— TASK STATEMENT —
For the entries below, state how many lines contain the string "letters". Add nothing else.
*** EXERCISE DATA
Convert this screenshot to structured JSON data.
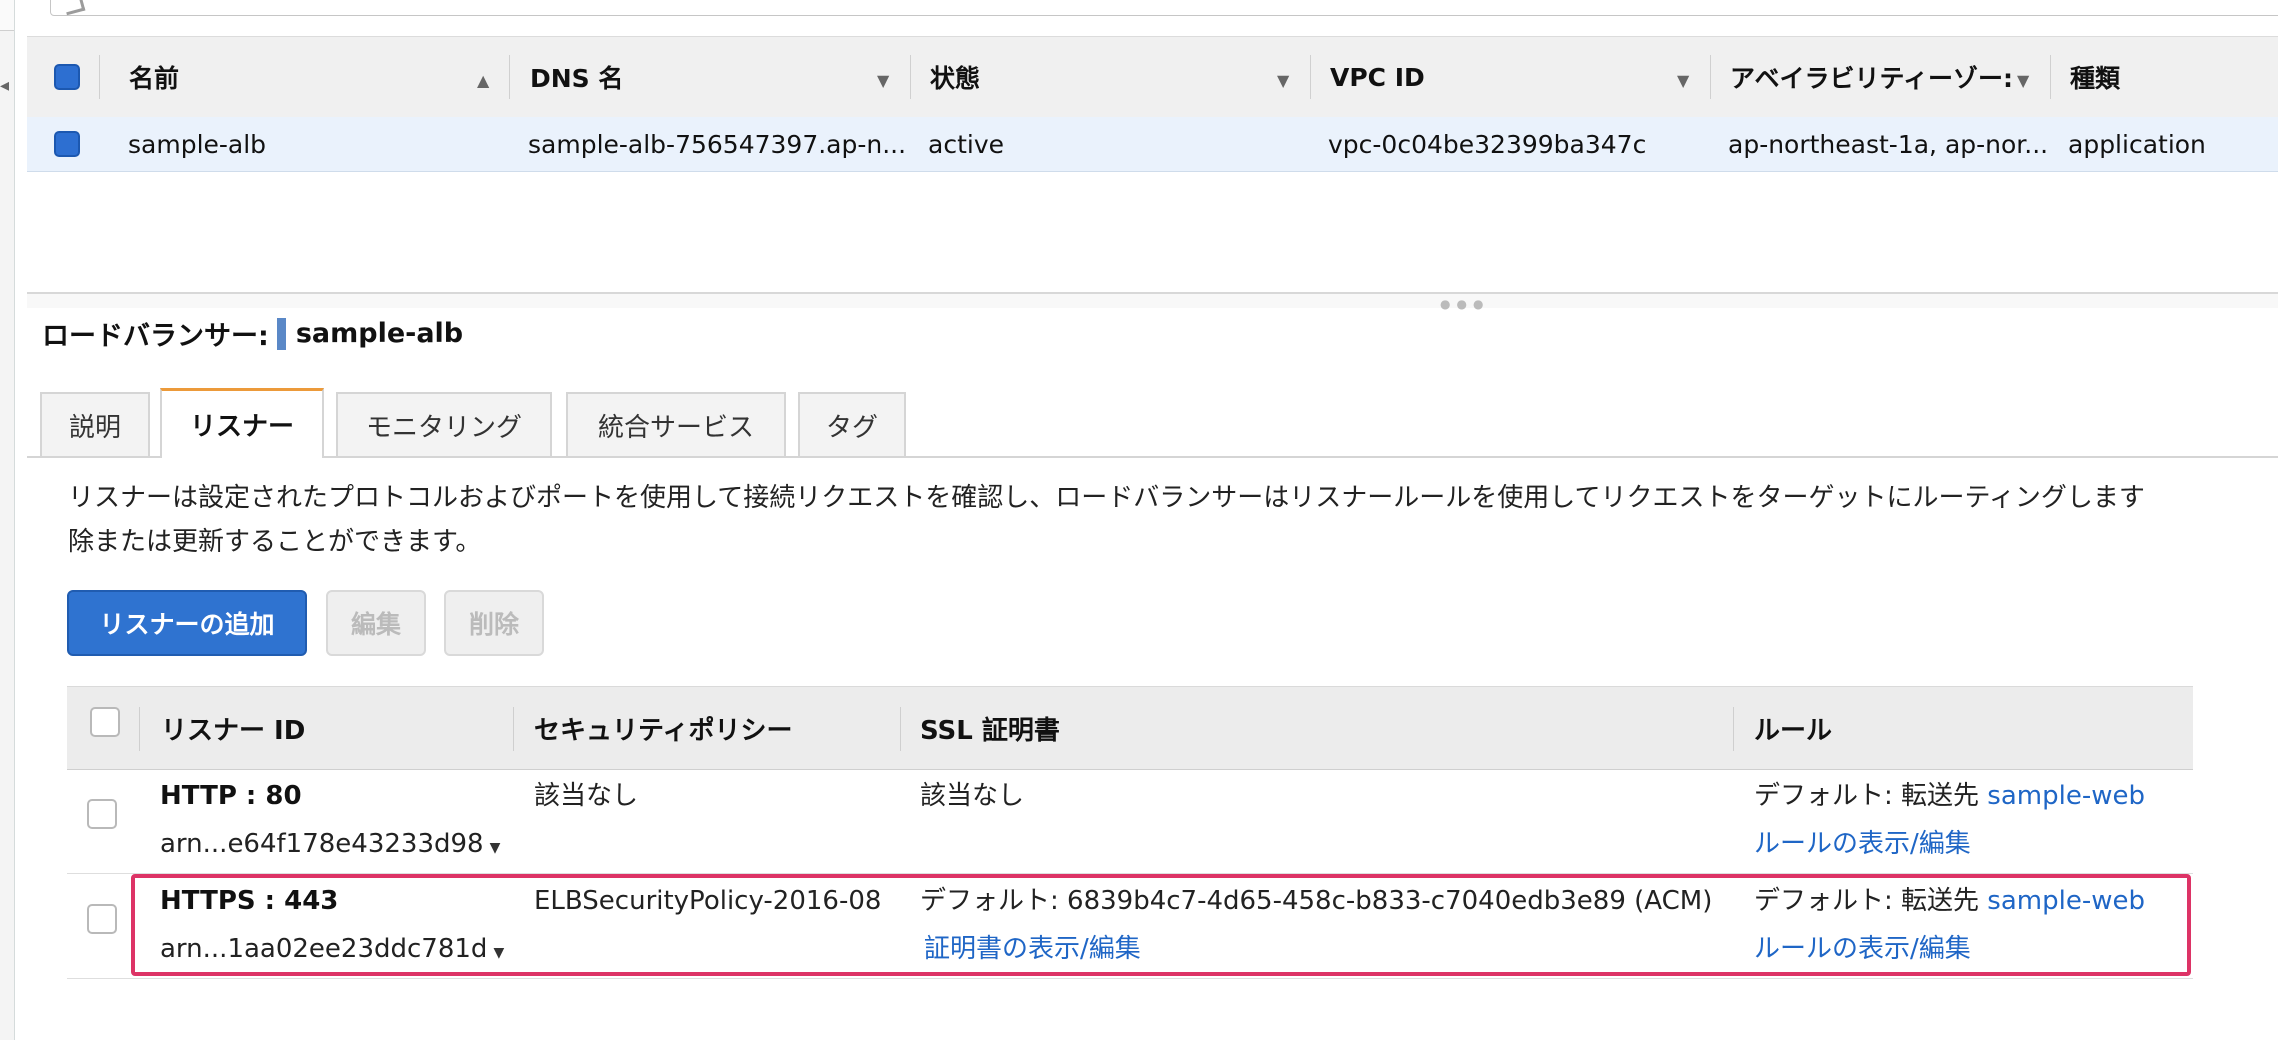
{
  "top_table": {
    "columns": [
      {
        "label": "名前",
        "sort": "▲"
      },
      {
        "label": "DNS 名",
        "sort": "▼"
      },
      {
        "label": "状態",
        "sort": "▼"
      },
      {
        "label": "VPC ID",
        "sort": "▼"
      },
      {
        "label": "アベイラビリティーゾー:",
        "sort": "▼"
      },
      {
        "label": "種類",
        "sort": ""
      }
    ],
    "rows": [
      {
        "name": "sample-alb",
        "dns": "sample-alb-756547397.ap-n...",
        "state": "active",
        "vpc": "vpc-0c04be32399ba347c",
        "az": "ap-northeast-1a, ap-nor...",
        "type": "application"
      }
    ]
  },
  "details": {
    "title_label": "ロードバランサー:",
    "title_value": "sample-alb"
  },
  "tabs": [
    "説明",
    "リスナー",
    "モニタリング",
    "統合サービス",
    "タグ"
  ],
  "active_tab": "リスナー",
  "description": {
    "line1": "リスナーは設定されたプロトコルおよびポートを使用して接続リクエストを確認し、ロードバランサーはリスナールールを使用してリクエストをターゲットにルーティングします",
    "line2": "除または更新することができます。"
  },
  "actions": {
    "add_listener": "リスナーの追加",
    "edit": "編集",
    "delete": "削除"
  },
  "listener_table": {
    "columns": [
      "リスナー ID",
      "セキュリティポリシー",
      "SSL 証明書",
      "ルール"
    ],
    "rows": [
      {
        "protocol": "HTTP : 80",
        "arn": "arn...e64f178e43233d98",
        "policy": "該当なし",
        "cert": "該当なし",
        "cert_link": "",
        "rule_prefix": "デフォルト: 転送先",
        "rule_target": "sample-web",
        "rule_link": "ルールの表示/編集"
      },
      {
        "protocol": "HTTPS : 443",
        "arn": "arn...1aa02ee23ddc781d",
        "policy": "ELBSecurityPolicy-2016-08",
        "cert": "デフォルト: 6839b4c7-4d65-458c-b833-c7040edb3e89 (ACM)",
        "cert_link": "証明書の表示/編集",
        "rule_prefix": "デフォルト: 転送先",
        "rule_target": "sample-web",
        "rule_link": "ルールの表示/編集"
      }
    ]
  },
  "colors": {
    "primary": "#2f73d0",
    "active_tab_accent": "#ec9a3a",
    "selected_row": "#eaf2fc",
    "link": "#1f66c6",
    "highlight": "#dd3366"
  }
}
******
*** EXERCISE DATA
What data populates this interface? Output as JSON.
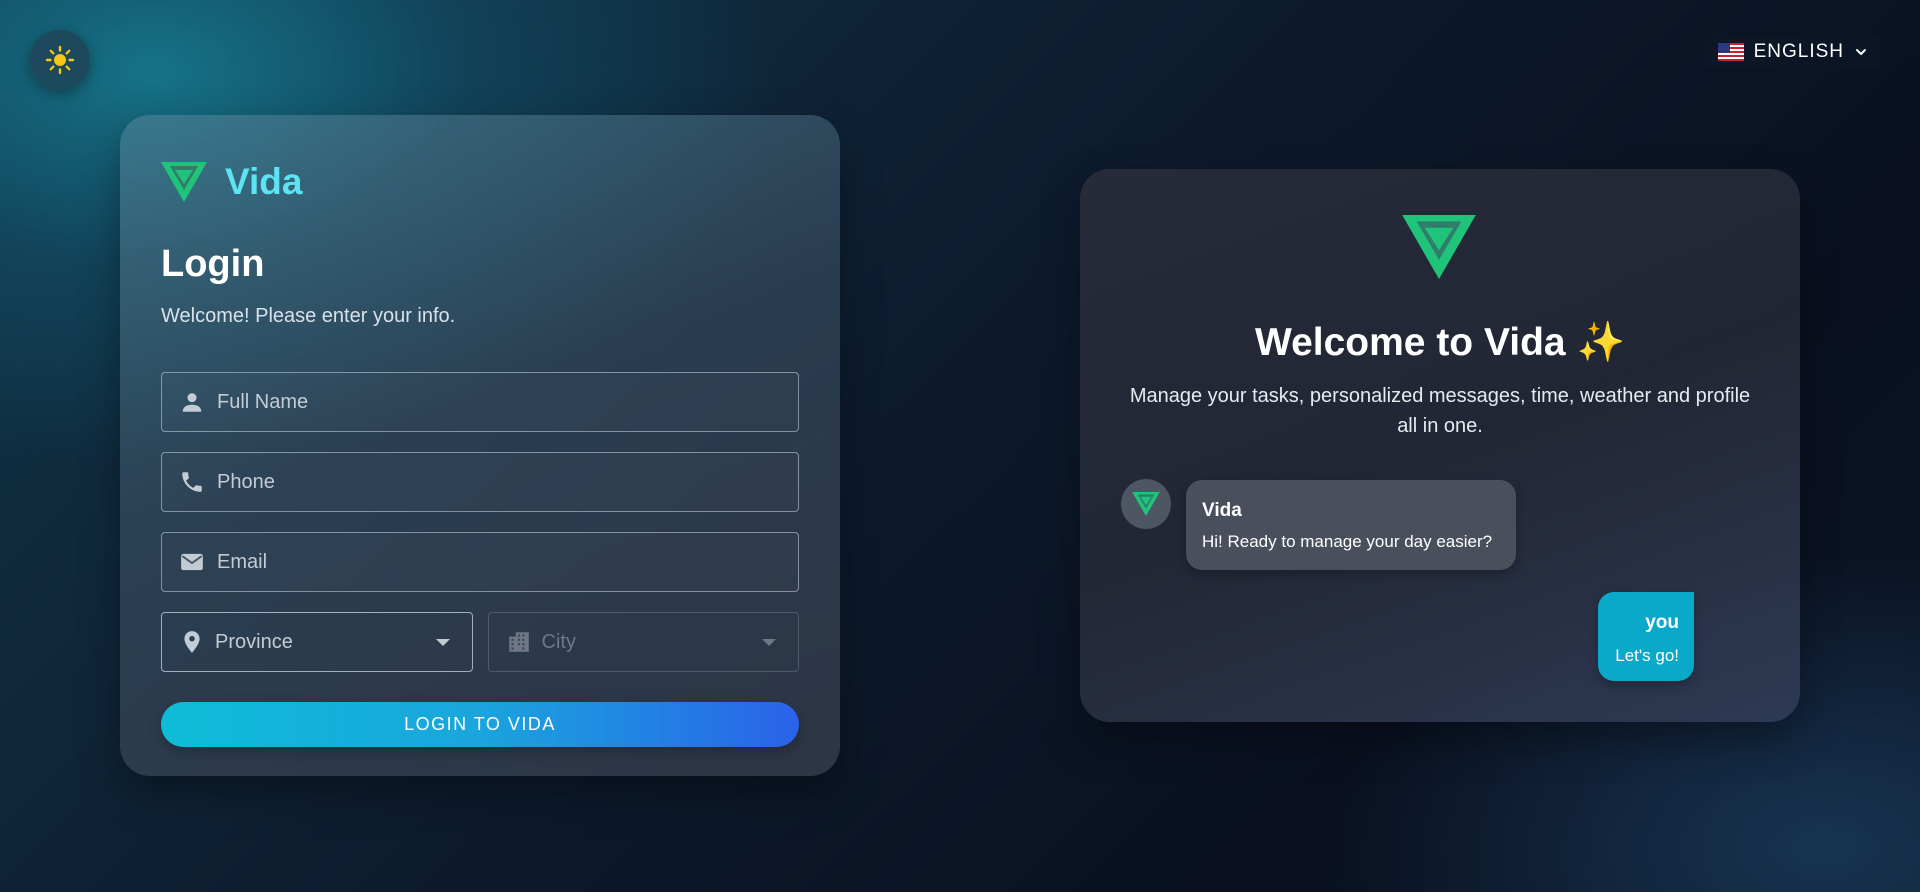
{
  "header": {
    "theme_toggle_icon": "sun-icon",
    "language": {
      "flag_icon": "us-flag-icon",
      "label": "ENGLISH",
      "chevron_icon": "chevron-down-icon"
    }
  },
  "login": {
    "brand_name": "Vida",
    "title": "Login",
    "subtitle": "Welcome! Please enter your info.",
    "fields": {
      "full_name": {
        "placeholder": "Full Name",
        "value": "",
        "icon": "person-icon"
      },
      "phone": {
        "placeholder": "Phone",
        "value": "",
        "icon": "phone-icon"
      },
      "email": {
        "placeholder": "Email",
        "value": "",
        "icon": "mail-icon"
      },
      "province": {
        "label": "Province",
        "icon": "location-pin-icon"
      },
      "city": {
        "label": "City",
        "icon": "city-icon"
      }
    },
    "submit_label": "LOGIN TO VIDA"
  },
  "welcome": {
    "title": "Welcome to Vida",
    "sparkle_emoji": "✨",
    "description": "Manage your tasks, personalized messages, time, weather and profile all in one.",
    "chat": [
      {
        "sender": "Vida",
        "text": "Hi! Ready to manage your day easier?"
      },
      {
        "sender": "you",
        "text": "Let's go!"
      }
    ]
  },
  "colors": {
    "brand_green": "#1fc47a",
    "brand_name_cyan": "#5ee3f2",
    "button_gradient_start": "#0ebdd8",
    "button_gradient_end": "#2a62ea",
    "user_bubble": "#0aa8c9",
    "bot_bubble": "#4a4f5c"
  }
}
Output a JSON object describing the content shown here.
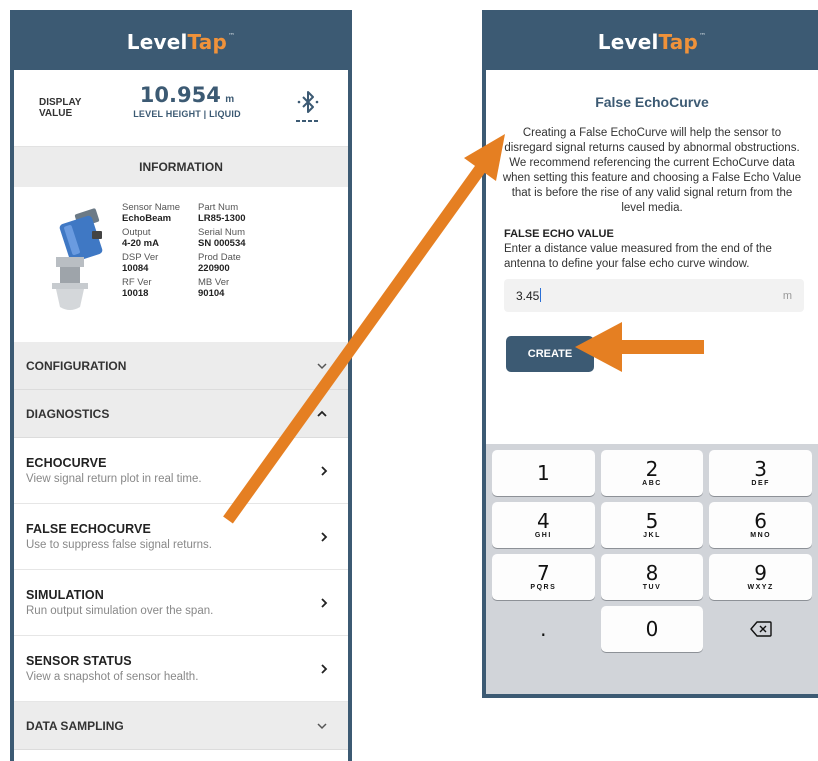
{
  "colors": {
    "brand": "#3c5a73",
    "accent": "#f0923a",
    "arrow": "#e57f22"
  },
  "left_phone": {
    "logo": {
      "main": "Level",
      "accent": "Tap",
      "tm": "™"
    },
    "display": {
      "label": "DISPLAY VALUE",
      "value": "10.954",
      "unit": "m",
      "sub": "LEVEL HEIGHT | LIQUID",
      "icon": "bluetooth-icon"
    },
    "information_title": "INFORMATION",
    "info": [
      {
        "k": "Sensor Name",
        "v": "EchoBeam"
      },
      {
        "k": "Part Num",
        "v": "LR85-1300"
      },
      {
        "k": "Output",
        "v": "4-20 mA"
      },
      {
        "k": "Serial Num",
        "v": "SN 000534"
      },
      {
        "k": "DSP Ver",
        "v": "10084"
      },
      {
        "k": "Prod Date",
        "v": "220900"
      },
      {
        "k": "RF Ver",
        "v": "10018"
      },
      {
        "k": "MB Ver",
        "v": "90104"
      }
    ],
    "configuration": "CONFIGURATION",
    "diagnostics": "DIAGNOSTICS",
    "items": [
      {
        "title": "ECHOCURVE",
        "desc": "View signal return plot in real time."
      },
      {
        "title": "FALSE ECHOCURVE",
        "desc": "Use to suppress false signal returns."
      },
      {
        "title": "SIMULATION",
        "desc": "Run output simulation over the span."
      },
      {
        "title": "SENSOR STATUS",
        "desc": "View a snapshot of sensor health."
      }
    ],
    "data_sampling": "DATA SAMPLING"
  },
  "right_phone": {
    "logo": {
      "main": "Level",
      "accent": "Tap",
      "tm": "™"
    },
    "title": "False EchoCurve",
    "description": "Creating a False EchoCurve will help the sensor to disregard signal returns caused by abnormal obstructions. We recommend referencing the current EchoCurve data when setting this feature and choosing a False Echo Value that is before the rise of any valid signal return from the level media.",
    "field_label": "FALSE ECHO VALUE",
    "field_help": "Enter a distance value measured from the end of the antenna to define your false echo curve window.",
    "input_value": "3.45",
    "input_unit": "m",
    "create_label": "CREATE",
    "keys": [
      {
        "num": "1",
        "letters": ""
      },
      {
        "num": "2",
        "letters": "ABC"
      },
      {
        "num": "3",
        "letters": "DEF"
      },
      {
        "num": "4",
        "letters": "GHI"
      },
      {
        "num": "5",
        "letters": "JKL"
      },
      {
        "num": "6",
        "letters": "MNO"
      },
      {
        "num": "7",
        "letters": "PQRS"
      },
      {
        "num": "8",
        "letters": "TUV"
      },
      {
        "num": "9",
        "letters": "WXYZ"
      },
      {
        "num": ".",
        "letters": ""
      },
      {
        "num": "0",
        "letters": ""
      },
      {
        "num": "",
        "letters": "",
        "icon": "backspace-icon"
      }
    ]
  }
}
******
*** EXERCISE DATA
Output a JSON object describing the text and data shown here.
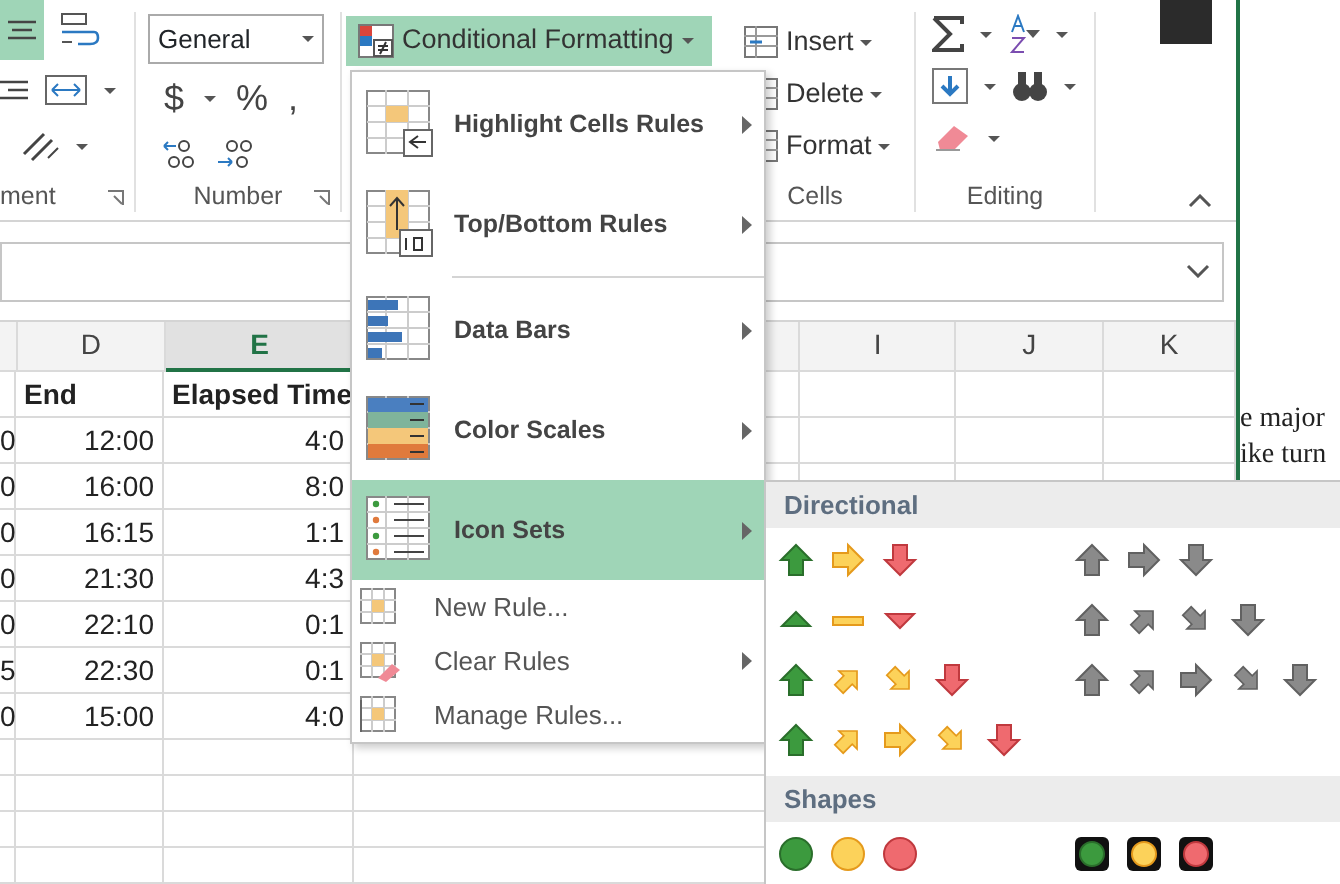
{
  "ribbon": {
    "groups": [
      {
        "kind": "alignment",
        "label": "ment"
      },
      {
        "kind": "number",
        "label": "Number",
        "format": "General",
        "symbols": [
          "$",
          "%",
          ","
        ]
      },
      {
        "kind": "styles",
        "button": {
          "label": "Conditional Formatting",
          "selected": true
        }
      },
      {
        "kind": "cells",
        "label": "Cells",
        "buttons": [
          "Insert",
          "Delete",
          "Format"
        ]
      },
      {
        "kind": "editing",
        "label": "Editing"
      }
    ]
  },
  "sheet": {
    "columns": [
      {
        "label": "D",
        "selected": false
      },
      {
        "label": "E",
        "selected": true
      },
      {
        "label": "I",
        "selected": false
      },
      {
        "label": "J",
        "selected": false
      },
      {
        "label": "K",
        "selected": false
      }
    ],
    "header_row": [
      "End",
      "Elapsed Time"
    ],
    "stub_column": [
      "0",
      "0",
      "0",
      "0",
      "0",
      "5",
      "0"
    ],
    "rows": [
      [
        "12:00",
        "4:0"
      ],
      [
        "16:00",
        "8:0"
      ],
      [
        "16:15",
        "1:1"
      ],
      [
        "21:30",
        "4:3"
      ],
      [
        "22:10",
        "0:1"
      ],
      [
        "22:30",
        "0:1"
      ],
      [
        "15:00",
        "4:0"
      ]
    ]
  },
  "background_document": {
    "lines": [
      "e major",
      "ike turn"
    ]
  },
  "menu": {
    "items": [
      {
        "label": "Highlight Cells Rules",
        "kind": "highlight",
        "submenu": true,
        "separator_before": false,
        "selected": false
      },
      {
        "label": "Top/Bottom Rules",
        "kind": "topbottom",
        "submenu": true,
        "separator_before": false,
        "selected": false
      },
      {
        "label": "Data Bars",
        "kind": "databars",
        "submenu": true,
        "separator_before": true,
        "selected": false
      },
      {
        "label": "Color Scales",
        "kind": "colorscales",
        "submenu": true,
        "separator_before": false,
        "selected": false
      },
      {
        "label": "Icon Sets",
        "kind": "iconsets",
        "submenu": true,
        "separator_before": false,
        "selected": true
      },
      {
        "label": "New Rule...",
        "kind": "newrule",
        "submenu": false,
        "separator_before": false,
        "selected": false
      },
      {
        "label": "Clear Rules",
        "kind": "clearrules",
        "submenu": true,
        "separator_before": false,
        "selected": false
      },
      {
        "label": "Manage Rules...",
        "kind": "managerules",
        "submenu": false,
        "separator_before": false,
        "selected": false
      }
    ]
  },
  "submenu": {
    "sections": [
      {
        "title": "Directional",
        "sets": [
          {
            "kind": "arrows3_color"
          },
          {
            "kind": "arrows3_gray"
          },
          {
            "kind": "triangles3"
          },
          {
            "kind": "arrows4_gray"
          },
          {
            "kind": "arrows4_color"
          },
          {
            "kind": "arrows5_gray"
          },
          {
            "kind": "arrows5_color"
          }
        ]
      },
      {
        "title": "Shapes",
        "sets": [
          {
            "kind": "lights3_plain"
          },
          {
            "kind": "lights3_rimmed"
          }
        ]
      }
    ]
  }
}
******
— RESPONSE —
12